I watched a behind the scenes feature from “Finding Nemo” where Pixar had done render tests of a whale swimming. The tests came back indiscernible from video footage. They didn’t say “Score!! We’ve achieved photorealism and can now properly convey emotion!” They dialed it back to a more stylized look in order for them to tell their story effectively. So Pixar, a huge billion dollar company which probably has the funds to do it photo-realistically, chose to not do so, again, to tell their story effectively.
Anyway.. I’m not gonna rant about it more. I’ll sum up with this.
There is of course a place for more realistic games. I enjoy playing a lot of them, designing stuff for those kinds of games, but they are not the only way to trigger emotion. In fact, they might be the ones where I’m least emotionally engaged, and I think it’ll continue to feel like that even if they can push games to “pure photorealism”.
Hey everyone! Finished this thing up this morning and wanted to show. It’s an environment concept/illustration for my personal project where I’m exploring the Bas-Lag from China Miéville’s book series.
For those of you who have read it, this is Lin walking down a street in Bonetown.
Click for larger version
Hey guys! Had a little time on my hands the last half hour at work today, so I painted this guy. Looks like he might be called “Tiny” by those few that have the huevos to talk to him.
Have a great weekend guys!
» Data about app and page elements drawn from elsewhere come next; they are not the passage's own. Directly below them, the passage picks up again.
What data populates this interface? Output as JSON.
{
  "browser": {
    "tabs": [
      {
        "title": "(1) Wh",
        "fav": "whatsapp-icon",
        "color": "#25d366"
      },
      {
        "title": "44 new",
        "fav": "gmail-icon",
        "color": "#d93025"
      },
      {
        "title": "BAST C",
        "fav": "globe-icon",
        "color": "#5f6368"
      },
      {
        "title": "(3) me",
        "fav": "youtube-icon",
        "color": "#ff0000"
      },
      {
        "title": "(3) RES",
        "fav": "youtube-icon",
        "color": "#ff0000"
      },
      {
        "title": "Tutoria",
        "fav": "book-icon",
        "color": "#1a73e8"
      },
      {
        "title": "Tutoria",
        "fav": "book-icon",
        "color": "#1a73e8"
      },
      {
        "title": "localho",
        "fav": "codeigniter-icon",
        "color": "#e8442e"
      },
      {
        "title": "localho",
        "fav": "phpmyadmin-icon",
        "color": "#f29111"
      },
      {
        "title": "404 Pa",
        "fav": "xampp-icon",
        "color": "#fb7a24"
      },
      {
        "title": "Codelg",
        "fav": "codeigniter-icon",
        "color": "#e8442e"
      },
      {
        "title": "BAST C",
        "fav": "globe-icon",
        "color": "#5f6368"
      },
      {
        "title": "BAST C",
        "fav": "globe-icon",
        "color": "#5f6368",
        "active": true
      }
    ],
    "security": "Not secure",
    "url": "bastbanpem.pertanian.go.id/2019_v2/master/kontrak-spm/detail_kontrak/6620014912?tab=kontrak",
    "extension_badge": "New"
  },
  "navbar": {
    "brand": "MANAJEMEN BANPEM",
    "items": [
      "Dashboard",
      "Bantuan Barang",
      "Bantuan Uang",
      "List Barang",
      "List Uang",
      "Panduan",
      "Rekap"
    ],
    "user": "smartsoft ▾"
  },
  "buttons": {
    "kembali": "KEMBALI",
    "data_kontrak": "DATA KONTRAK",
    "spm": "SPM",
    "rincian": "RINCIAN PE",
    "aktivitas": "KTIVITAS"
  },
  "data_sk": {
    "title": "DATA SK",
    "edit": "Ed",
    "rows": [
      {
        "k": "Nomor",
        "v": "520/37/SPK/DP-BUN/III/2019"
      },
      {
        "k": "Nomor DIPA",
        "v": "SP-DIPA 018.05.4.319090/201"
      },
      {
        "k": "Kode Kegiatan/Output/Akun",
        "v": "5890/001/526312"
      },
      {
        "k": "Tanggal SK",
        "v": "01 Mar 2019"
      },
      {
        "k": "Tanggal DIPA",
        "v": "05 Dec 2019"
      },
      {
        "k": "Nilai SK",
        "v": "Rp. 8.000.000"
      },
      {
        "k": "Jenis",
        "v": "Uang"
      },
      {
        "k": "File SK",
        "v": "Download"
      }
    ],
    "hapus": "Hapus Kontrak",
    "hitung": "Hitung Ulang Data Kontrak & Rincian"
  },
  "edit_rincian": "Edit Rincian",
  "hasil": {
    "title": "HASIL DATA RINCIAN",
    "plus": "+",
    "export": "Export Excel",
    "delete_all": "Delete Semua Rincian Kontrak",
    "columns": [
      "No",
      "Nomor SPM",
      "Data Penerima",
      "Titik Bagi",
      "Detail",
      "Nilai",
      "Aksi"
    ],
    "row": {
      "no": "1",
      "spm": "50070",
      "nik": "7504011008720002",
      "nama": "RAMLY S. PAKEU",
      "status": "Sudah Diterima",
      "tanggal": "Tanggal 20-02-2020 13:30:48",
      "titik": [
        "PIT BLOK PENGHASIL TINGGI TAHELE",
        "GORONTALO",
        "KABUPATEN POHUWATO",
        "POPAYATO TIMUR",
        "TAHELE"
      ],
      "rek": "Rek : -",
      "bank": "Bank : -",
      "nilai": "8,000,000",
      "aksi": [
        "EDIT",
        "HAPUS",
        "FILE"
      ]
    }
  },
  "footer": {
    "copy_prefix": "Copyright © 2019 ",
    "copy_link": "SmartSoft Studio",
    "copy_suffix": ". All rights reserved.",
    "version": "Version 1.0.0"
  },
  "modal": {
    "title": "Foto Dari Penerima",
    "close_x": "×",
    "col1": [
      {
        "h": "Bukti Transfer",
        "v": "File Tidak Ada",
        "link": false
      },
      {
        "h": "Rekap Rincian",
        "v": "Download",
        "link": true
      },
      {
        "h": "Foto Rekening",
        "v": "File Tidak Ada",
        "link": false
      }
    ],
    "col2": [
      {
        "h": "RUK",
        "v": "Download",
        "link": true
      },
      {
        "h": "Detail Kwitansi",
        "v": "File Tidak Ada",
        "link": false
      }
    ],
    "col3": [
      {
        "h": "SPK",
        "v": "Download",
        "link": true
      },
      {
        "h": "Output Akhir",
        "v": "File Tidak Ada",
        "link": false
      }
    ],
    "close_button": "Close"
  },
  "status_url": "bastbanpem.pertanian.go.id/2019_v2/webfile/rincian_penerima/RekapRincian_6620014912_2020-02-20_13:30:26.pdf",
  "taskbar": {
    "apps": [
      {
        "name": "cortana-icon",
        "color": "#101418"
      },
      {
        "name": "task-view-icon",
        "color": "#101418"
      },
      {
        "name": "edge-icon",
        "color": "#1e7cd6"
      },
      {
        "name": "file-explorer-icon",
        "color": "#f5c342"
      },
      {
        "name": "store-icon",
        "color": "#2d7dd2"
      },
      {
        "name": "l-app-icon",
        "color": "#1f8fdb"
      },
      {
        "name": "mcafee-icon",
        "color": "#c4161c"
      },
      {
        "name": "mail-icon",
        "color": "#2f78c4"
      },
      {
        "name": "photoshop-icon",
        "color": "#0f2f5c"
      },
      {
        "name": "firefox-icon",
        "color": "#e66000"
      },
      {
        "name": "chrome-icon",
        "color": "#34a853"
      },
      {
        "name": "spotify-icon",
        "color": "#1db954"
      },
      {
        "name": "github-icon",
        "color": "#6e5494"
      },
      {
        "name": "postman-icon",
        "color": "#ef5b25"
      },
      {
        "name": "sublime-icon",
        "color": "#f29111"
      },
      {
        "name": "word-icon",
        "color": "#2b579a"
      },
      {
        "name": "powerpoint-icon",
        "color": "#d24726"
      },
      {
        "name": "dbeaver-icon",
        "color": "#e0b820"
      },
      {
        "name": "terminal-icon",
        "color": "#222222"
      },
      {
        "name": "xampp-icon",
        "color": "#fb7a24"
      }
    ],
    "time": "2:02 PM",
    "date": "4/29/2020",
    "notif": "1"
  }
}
Hey guys! Got word from the guys at Catalyst Game Labs yesterday that Gun Heaven 2 is out. It’s a book full of guns for the Shadowrun pen´n´paper RPG, and I did a few weapons illustrations for it! Below are the initial marker and pigment liner sketches I sent to Brent Evans, my AD over at Catalyst, as well as the finals done in photoshop.
Had a lot of fun doing these! Always cool to be working on the Shadowrun IP!
The book can be found over at rpg.drivethrough if you want to look at all the weapon goodness!